Ask five different people what early retirement means to them, and you’ll get five different answers. Regardless of what it means to you, here are the three steps you'll want to take to make early retirement a realistic possibility—or to prepare for an unexpected forced retirement.
Decide How Old Do You Want to Be When You Retire
To some, early retirement means age 45, and to others, it means age 60. Even a five-year difference can have a serious impact on the amount of income you may need, so the first step in planning for early retirement is to pick a target age or date.
You'll then want to project out what would need to happen by that age, such as how much you would need to save, and what your expenses might be. A rough rule of thumb called the 4 percent rule says you can withdraw about $4,000 a year per $100,000 of savings. If you think you'll spend $40,000 a year, you'd need $1,000,000 saved. This simple rule does not account for taxes, inflation, and other sources of income, such as Social Security, but it is a starting place.

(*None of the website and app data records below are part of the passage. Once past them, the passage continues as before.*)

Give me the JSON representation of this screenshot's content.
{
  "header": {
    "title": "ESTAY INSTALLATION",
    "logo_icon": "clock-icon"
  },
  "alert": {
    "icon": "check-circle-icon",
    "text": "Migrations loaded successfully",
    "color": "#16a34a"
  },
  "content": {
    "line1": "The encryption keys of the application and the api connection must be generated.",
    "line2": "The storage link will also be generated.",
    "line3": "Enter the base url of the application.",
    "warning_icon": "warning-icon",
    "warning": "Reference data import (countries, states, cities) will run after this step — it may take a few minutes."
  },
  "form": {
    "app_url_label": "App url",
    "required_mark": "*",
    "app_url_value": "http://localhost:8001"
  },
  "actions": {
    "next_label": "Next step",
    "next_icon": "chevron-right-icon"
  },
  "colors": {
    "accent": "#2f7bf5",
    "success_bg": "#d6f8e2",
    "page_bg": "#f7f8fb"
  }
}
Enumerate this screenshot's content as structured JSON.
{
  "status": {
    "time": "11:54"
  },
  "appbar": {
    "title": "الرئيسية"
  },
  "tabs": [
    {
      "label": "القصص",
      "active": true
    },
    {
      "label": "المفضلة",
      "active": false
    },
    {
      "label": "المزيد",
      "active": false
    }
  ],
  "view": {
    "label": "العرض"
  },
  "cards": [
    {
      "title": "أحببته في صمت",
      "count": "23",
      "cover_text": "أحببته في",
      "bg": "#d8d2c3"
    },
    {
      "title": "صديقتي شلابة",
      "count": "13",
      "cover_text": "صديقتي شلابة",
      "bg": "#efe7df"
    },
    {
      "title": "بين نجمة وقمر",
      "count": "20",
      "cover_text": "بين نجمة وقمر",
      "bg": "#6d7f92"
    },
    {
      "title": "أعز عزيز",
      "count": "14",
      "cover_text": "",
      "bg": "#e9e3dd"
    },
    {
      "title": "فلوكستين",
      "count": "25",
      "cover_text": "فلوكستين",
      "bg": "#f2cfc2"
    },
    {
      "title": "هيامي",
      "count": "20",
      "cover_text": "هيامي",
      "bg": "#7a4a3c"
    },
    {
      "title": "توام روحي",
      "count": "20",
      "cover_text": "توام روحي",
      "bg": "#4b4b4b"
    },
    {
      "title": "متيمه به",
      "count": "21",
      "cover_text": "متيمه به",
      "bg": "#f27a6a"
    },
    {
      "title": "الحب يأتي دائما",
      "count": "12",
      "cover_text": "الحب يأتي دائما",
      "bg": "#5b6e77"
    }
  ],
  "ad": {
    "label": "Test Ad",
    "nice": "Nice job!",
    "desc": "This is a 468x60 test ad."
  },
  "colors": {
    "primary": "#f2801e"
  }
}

As you expand upon your projection, all of the following factors should be accounted for eventually:
- Your life expectancy and how it affects how many years you will need retirement income.
- When you can and should begin taking Social Security benefits.
- How you will cover the cost of health insurance until you reach age 65 when you become eligible for Medicare.
- Lifestyle changes such as new hobbies that may cost more or hobbies that could make you money.
If you think you want to retire within five years, you'll want to fast-track your planning. Five years may seem like a long time, but it goes by fast, and you don't want to wait until the year you retire to start getting things in order.
Decide If You Think You'll "Work" in Retirement
Some define early retirement as the day they no longer have to work in their current profession or career, but they would still like to earn income pursuing a new career, hobby, or passion. For others, retirement means they will have reached a point where they will never work for money again.
If your definition of early retirement means you don’t want to pursue any money-making ventures, you will need to save significantly more than those who plan on earning money in some way or another.
Even if you plan on continuing to work part-time, keep in mind that statistics show that many people who planned on continuing to work in retirement do not actually do so. This statistic can be either because they can't find work or changed their minds and decide they'd rather live on less and have their time free.
Get an Investment Plan With a High Probability of Success
Once you have calculated the amount of savings and future income you will need, you’ll want to spend time researching the various ways you can structure savings and investments to produce consistent and reliable retirement income.
Retirement is not the time to make quick, off-the-cuff decisions. Think about how much you know about your profession, the years of training and experience it took to gain that knowledge, and the amount of income it has paid you over your lifetime.
The investments you will now choose need to provide income for your remaining lifetime. You can’t afford to make mistakes, so take the time to do careful research, and don’t hesitate to seek qualified professional help.
And remember, the best retirement investments are chosen because they are part of a well-designed investment plan, not bought piecemeal.